» WORK INSTRUCTIONS:
Copy each line of the data below in which the word "vues" can be found.

» LISTED RECORDS:
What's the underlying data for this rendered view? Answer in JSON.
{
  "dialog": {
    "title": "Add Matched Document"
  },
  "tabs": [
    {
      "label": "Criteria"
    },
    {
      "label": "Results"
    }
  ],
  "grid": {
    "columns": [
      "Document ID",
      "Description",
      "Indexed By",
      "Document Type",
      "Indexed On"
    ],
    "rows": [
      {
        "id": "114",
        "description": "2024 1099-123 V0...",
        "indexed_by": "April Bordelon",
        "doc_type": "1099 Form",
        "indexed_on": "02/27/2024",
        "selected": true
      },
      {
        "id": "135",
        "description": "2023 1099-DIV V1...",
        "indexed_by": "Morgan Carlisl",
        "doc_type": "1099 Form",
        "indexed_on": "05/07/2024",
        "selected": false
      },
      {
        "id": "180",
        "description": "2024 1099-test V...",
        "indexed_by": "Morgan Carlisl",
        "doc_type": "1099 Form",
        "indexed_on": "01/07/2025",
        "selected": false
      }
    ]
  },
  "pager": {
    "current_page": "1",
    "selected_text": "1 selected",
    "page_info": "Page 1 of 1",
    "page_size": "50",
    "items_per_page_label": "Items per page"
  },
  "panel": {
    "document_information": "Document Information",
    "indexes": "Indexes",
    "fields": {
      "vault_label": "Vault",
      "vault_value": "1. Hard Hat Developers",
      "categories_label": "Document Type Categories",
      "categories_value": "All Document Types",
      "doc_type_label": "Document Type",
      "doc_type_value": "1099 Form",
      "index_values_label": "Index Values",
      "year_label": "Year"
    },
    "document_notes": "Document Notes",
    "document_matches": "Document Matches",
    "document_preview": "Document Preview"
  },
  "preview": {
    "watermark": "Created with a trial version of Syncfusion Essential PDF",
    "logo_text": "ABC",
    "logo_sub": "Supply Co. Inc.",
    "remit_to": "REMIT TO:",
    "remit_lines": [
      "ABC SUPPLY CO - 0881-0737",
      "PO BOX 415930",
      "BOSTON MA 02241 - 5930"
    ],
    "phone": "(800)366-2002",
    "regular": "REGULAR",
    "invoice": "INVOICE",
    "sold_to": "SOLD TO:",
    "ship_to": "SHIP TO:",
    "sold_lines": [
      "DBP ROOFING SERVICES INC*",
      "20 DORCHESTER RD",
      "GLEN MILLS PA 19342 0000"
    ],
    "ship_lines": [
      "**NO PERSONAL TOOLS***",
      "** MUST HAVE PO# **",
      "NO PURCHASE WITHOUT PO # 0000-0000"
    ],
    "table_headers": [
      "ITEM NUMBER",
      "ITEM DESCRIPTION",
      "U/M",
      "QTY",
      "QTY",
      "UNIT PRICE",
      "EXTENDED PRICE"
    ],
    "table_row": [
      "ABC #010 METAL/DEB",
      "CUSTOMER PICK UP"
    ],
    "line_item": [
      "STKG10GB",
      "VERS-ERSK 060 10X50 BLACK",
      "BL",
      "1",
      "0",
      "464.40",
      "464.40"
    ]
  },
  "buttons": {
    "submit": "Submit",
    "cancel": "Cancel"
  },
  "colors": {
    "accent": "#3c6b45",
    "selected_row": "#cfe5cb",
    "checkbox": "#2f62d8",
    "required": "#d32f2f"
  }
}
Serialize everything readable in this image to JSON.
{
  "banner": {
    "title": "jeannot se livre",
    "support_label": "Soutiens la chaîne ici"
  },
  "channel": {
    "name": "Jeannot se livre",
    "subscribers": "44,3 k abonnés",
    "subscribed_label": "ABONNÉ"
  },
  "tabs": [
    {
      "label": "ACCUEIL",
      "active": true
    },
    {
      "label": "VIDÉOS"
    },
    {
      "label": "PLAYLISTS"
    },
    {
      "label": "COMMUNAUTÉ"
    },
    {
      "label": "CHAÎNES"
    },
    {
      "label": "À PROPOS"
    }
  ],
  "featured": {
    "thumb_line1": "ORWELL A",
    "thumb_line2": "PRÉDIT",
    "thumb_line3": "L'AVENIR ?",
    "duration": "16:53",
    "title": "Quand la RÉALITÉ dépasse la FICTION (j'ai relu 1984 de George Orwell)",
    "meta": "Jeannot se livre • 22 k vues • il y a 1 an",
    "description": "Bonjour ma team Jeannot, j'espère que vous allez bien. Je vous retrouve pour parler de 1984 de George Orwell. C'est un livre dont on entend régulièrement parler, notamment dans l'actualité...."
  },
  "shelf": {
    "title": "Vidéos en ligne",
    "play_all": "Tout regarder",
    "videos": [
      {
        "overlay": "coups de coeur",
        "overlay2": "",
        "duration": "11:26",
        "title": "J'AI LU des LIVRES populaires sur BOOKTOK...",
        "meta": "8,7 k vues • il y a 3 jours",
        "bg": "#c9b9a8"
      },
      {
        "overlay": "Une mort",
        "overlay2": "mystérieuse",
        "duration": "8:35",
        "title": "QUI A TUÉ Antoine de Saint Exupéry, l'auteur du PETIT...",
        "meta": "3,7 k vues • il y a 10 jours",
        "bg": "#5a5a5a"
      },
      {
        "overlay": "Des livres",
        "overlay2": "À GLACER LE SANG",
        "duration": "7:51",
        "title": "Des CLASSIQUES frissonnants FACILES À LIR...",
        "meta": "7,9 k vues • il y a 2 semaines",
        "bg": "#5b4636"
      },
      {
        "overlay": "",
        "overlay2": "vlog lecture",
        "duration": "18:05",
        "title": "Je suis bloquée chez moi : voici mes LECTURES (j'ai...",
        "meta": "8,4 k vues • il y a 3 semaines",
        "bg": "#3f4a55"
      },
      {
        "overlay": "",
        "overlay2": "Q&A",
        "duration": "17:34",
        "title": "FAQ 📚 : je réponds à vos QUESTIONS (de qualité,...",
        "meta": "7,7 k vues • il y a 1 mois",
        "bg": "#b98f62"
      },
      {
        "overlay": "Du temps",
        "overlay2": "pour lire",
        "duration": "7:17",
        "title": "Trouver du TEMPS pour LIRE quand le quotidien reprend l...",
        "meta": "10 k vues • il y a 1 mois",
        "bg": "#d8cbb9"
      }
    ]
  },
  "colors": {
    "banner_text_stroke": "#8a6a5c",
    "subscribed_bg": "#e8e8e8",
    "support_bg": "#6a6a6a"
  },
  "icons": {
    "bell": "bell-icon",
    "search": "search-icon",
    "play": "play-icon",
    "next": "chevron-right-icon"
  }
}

» ANSWER TO THE PROBLEM:
    "meta": "Jeannot se livre • 22 k vues • il y a 1 an",
        "meta": "8,7 k vues • il y a 3 jours",
        "meta": "3,7 k vues • il y a 10 jours",
        "meta": "7,9 k vues • il y a 2 semaines",
        "meta": "8,4 k vues • il y a 3 semaines",
        "meta": "7,7 k vues • il y a 1 mois",
        "meta": "10 k vues • il y a 1 mois",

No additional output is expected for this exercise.